Weisbrod 50th Year Exhibition, Hong Kong, 2021-22, number 26.

 

The globular censer stands on three feet issuing from lion masks. The rim turns out perpendicular to the cylindrical neck onto which two squared off upright handles are placed. On the rim, the edges of two handles and around the feet the glaze is thin allowing the buff pottery to show through. There are three purple splashes on the exterior of the censer. Three more purple splashes appear on the topside of the everted rim. The interior base has an unglazed saggar mark, which is typical for the period and method of firing.

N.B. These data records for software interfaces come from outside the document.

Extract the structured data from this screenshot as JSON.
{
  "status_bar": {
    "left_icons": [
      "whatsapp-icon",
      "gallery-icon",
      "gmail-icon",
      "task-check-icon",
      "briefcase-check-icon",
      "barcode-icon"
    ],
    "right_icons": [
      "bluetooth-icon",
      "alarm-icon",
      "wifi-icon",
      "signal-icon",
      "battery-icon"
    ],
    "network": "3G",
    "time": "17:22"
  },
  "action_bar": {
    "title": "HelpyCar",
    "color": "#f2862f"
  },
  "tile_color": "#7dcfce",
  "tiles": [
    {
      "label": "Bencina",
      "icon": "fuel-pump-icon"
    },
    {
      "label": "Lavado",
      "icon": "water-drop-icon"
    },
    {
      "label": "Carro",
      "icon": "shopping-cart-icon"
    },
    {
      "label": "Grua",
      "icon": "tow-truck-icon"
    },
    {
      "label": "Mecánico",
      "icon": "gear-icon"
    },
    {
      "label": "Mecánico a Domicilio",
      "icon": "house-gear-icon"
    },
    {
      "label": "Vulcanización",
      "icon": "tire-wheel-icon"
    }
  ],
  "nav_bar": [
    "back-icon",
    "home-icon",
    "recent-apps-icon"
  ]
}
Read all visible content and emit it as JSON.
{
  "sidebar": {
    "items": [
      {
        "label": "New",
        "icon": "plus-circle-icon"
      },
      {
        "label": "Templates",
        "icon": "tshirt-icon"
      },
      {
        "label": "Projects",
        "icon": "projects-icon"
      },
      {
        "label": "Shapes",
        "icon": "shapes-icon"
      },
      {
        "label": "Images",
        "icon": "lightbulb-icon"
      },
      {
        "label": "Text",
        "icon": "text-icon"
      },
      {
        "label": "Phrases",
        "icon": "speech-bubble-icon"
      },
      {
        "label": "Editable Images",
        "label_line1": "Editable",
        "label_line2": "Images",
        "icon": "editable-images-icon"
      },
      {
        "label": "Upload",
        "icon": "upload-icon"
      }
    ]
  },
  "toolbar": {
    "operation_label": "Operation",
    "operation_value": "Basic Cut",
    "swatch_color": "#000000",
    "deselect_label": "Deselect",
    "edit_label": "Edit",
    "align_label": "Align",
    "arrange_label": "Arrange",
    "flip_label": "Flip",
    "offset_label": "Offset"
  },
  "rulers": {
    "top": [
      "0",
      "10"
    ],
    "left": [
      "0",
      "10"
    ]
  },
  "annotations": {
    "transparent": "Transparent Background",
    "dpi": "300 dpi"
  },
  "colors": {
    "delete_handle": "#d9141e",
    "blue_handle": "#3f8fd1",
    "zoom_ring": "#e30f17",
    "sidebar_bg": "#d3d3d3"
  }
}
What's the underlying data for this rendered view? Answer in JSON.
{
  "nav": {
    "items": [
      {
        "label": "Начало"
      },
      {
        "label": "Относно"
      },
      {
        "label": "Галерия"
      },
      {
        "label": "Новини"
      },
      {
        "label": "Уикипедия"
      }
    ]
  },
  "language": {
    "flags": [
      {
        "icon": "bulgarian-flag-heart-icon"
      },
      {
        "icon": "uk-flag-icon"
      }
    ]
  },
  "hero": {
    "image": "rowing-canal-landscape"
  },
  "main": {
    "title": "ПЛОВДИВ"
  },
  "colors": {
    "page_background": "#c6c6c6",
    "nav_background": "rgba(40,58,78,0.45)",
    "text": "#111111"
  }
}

These tripod incense burners are modeled after archaic bronze vessels called ding (see cat. nos. 2 and 5). Although they serve a different purpose than the archaic vessels, which were used to cook food, craftsmen chose to use the archaic shape as a reference to the past. Much of Chinese art is based on new interpretations of the past styles. In echoing an archaic shape, the craftsman lends an aura of credibility and familiarity to his work. A smaller censer of similar shape, but without handles, dated to the Song dynasty is published in Mayuyama Seventy Years, no. 391.

Another, much smaller censer, also without handles, dated to the Jin or Yuan dynasty is in the Meiyintang Collection, see Krahl, no. 394. Another larger censer with applied decoration is illustrated in Mikami, Ceramic Art of The World, Vol. 13, Liao, Chin and Yuan Dynasties, no. 103, dated in an inscription to 1309.